** Opening The data block **

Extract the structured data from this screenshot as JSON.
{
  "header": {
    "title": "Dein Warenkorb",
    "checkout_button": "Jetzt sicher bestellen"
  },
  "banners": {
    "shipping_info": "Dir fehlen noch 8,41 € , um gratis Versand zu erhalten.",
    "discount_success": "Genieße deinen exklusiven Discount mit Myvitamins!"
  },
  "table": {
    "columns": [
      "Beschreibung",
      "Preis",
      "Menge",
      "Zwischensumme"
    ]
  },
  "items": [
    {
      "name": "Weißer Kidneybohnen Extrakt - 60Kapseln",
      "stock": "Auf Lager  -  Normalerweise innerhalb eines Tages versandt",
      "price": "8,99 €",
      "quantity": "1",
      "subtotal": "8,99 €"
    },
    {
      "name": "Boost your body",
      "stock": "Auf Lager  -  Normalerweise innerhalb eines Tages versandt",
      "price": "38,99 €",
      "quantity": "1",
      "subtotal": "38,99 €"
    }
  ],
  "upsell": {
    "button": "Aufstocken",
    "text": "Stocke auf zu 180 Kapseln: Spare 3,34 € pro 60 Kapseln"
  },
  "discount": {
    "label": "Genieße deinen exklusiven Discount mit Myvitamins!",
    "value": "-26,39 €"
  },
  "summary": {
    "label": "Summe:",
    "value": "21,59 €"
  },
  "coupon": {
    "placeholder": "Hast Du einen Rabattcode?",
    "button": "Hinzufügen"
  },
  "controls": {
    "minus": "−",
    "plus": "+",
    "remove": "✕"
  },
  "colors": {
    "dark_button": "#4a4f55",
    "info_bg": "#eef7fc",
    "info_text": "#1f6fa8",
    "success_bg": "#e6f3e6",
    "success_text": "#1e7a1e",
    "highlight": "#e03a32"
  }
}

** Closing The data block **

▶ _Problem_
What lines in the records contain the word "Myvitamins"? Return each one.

▶ _Task response_
    "discount_success": "Genieße deinen exklusiven Discount mit Myvitamins!"
    "label": "Genieße deinen exklusiven Discount mit Myvitamins!",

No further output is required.